In the foreword to the book Hotel Chelsea: Living in the Last Bohemian Haven by Colin Miller and Ray Mock, former child residents and sisters Gaby Hoffmann and Alex Auder have a clear-eyed conversation of growing up in the hotel in all its majesty and its squalor. They reminisce about how their mother took refuge in the hotel because former manager Stanley Bard didn’t ask for a deposit or make them sign a lease. They also discuss the irony of rich people who moved into the hotel in the 2000s choosing to live the “bohemian” lifestyle they were forced to live by circumstance, in turn helping the owners slowly price out longtime residents. Within the history of the Chelsea is a larger story to be told about both the gentrification of the building and of the art world.
The one interview in “Dreaming Walls” that manages to successfully straddle the line between overwhelming nostalgia and the cost of gentrification comes from multimedia artist Steve Willis. What starts out as the story of how Willis snagged a residency in one of the rooms once occupied by Janis Joplin (after he produced a Mariah Carey music video in the hotel), ends with a tour of what he gave up in his settlement to remain a resident. Now living in a cramped studio, Willis lost a hallway, kitchen, and bathroom. Touring the section in the midst of renovation Willis shows the filmmakers a wall he painted blue and the toothbrush holder that once held Joplin’s toothbrush, all set to be demolished. While the hotel itself will be marked using its past residents to lure people to spend $300 a night, these small details of its rich past are apparently not worth preserving.
It’s in exploring the iconography of the hotel that the documentary shines the brightest. Van Elmbt and Duverdier are clearly well-versed in the works that were created on the grounds, or by former residents, and do their best to imbue their film with the same timeless cool that pulses through them. Excerpts from journal entries, novels, and other texts are read throughout the documentary. Imagery from films like Ronald Nameth’s “Andy Warhol's Exploding Plastic Inevitable” (which, ironically, was actually filmed during a week of performances in Chicago) and footage of celebrity tenants like Patti Smith are projected on the hotel’s decrepit walls, which is both an homage to filmmaker and Warhol collaborator Jonas Mekas, who pioneered projecting film on walls during live performances, and a metaphor for the history that will forever permeate throughout the hotel. The collage effect is haunting and gorgeous, although it speaks more to the lasting power of the original art than it does their implementation here.
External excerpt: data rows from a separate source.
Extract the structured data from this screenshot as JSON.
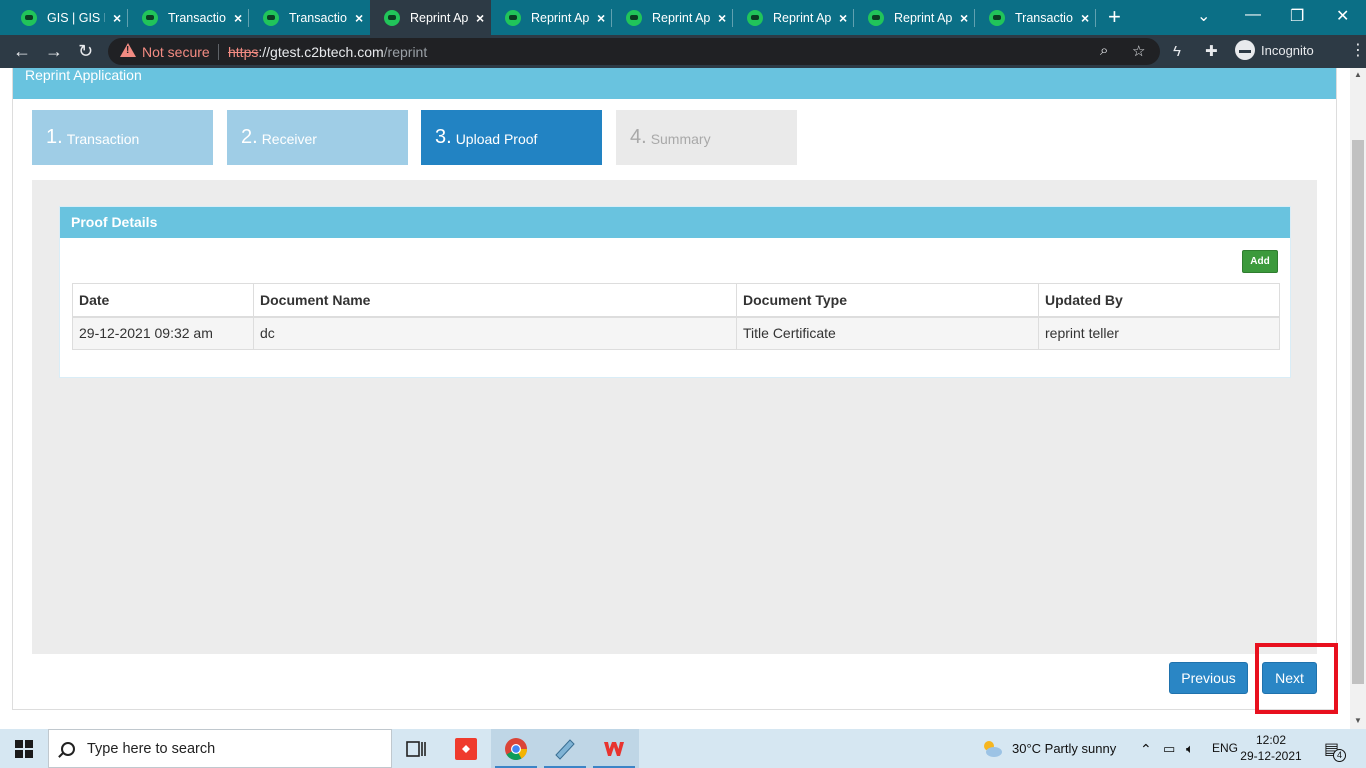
{
  "browser": {
    "tabs": [
      {
        "title": "GIS | GIS Portal"
      },
      {
        "title": "Transaction"
      },
      {
        "title": "Transaction"
      },
      {
        "title": "Reprint Application"
      },
      {
        "title": "Reprint Application"
      },
      {
        "title": "Reprint Application"
      },
      {
        "title": "Reprint Application"
      },
      {
        "title": "Reprint Application"
      },
      {
        "title": "Transaction"
      }
    ],
    "active_tab_index": 3,
    "security_label": "Not secure",
    "url_scheme": "https",
    "url_separator": "://",
    "url_host": "gtest.c2btech.com",
    "url_path": "/reprint",
    "incognito_label": "Incognito"
  },
  "page": {
    "panel_title": "Reprint Application",
    "steps": [
      {
        "number": "1.",
        "label": "Transaction",
        "state": "done"
      },
      {
        "number": "2.",
        "label": "Receiver",
        "state": "done"
      },
      {
        "number": "3.",
        "label": "Upload Proof",
        "state": "current"
      },
      {
        "number": "4.",
        "label": "Summary",
        "state": "pending"
      }
    ],
    "proof_card": {
      "title": "Proof Details",
      "add_label": "Add",
      "columns": [
        "Date",
        "Document Name",
        "Document Type",
        "Updated By"
      ],
      "rows": [
        [
          "29-12-2021 09:32 am",
          "dc",
          "Title Certificate",
          "reprint teller"
        ]
      ]
    },
    "previous_label": "Previous",
    "next_label": "Next"
  },
  "taskbar": {
    "search_placeholder": "Type here to search",
    "weather": "30°C  Partly sunny",
    "language": "ENG",
    "time": "12:02",
    "date": "29-12-2021",
    "notification_count": "4"
  },
  "colors": {
    "accent_header": "#69c3df",
    "step_current": "#2283c3",
    "button_primary": "#2a86c5",
    "add_button": "#3c9a3c",
    "highlight": "#e8101e"
  }
}
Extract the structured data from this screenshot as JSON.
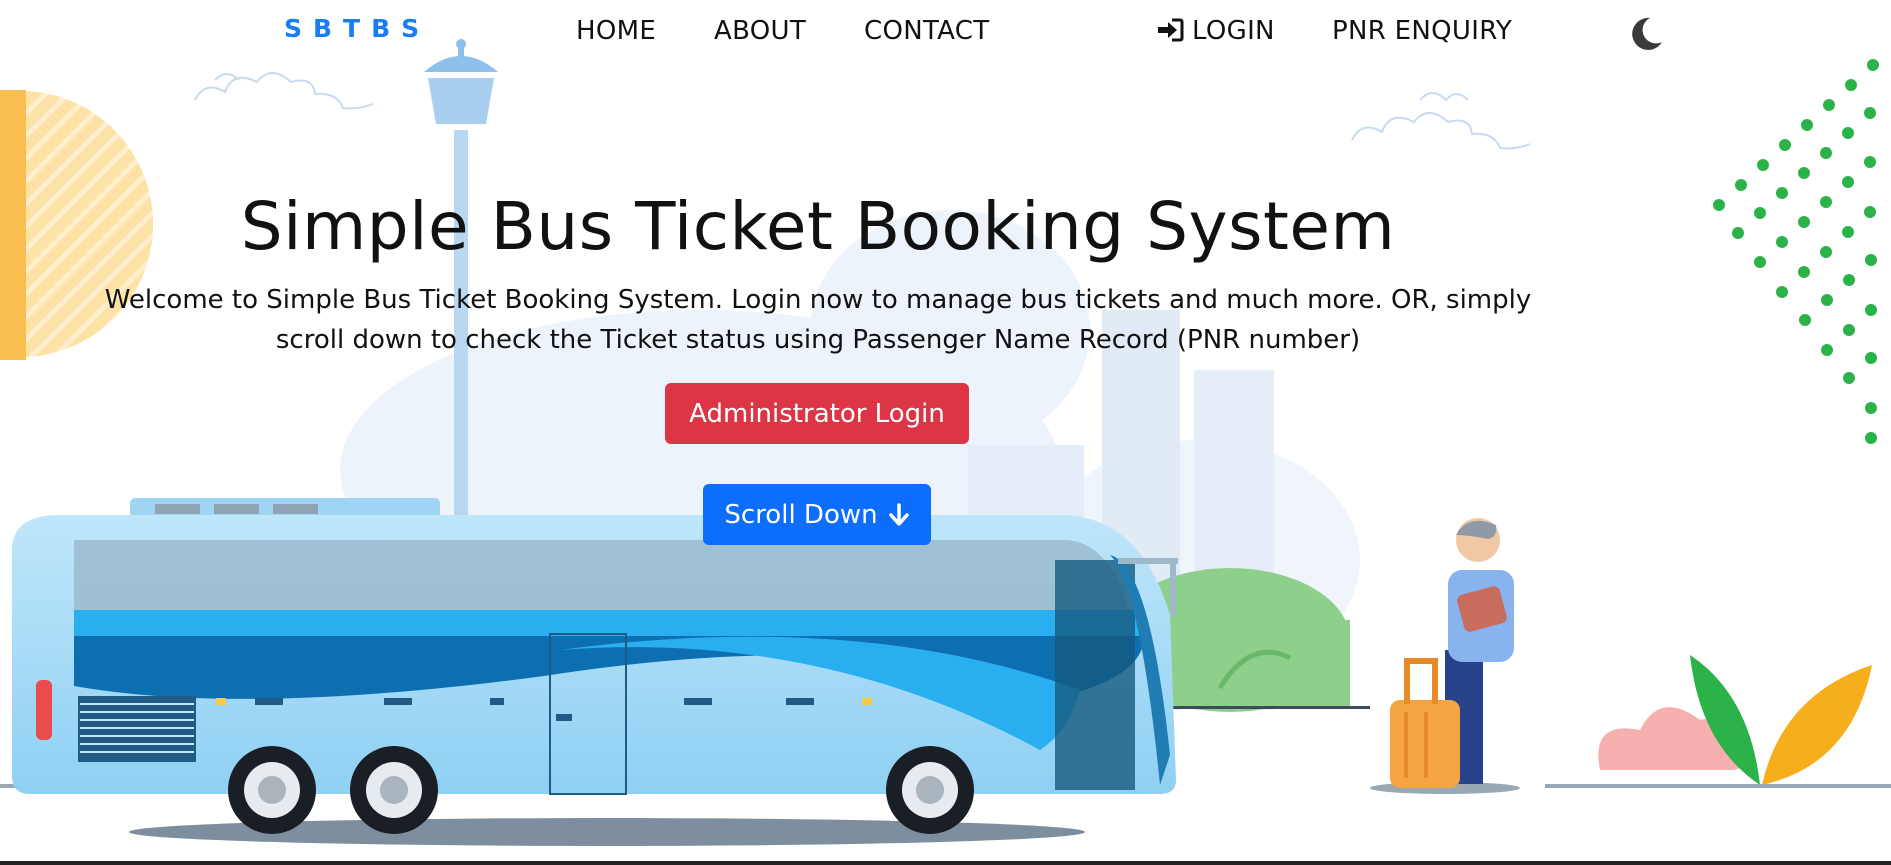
{
  "nav": {
    "brand": "SBTBS",
    "links": {
      "home": "HOME",
      "about": "ABOUT",
      "contact": "CONTACT",
      "login": "LOGIN",
      "pnr": "PNR ENQUIRY"
    },
    "login_icon": "sign-in-icon",
    "theme_icon": "moon-icon"
  },
  "hero": {
    "title": "Simple Bus Ticket Booking System",
    "subtitle": "Welcome to Simple Bus Ticket Booking System. Login now to manage bus tickets and much more. OR, simply scroll down to check the Ticket status using Passenger Name Record (PNR number)",
    "admin_button": "Administrator Login",
    "scroll_button": "Scroll Down",
    "scroll_icon": "arrow-down-icon"
  },
  "colors": {
    "brand": "#1a7ef2",
    "danger": "#dc3545",
    "primary": "#0d6efd",
    "bus": "#29aef0"
  }
}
If the goal of “Dreaming Walls” is to create one last kaleidoscopic portrait within the Chelsea before all of its soul and history is renovated away, packaged and sold as a destination for the bourgeoisie, van Elmbt and Duverdier manage to do just that, despite their film leaning more towards imitation than the truly innovative work they so revere. While it doesn’t quite rise to the artistic heights it aims for, “Dreaming Walls” will satisfy viewers who want to linger a little longer in the storied halls of the Hotel Chelsea.
Now playing in theaters.